Component data from apps and pages
┄┄┄┄┄┄┄┄┄┄
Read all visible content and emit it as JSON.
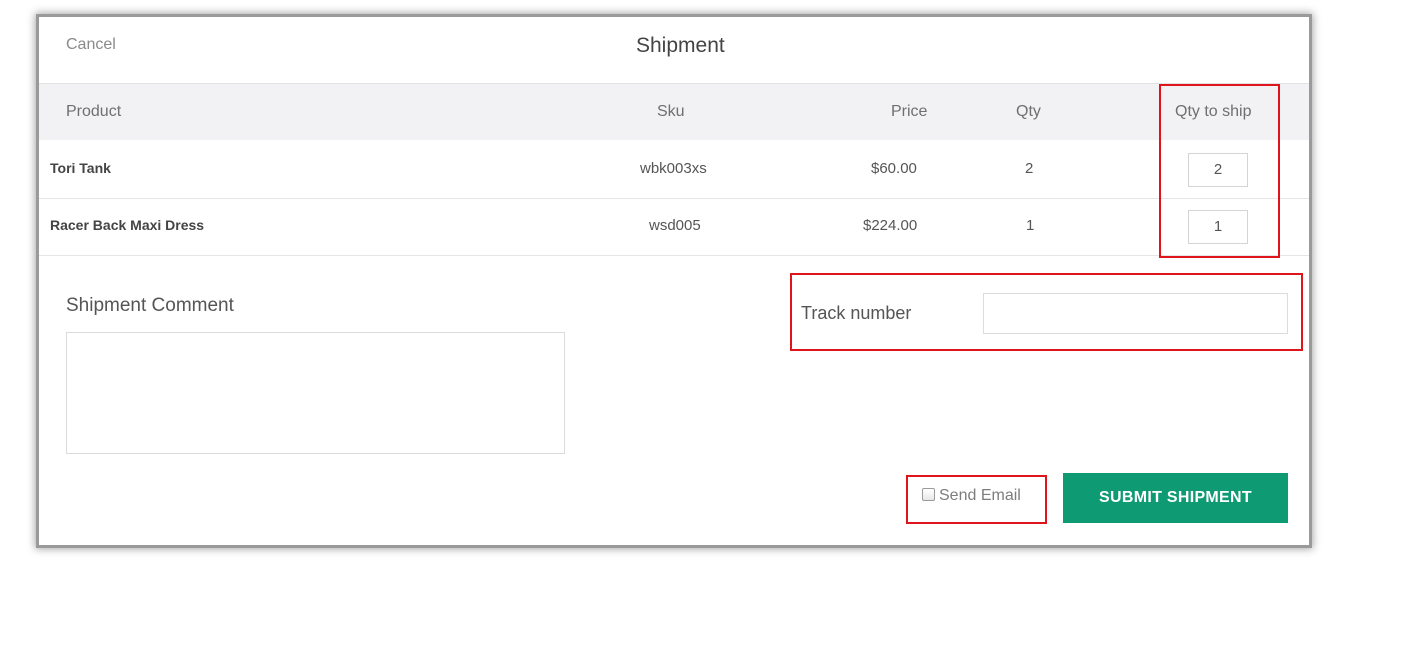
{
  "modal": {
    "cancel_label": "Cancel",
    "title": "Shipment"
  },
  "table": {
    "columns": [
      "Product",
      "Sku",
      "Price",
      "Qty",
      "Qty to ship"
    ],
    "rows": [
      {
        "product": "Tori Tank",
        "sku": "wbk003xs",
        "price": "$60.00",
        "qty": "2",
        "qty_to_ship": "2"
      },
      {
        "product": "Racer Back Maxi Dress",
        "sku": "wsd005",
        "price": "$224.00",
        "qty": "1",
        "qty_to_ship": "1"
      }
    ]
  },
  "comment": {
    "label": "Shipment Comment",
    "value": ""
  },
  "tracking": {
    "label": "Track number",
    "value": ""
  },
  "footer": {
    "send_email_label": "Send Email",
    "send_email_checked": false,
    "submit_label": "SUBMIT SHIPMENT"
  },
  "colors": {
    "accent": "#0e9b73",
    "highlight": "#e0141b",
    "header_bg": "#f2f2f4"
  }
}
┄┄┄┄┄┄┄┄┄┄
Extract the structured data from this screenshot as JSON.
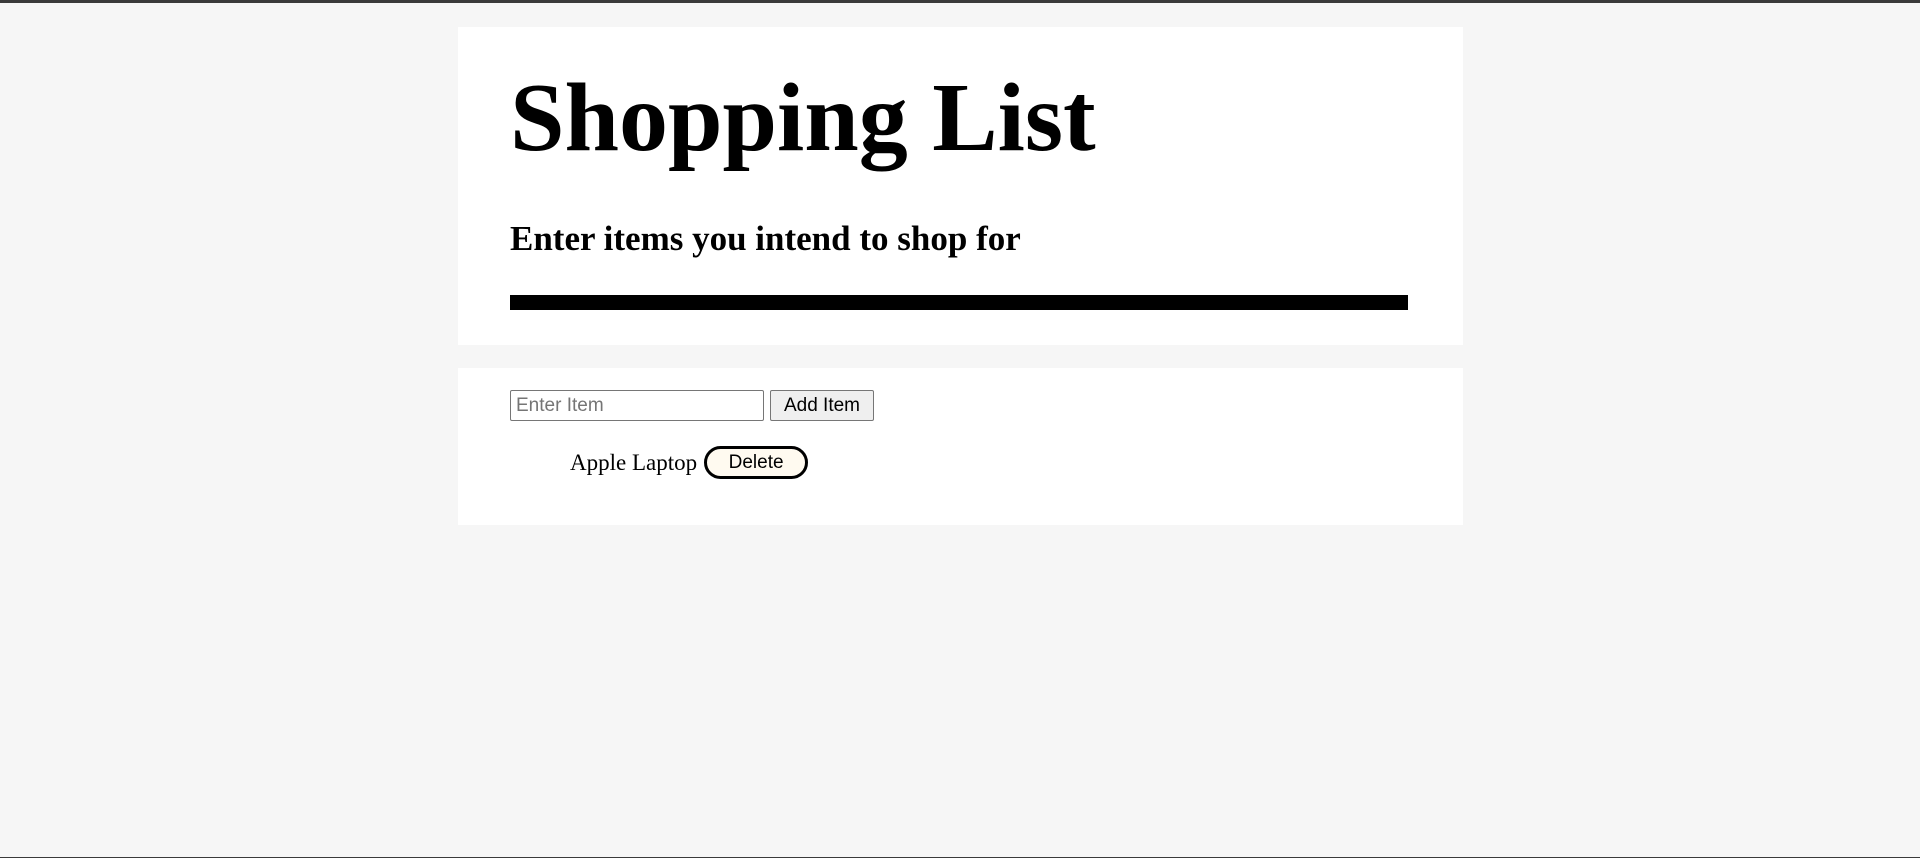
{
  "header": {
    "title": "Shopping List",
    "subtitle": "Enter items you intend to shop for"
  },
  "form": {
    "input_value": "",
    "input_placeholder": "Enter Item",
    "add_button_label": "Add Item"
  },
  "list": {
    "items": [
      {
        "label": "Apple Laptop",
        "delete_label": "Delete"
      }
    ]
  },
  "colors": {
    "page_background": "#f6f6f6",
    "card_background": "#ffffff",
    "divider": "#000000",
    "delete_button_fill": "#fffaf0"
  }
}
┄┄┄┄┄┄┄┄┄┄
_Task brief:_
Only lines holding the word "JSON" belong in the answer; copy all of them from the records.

_Output for this task:_
Read all visible content and emit it as JSON.
Extract the structured data from this screenshot as JSON.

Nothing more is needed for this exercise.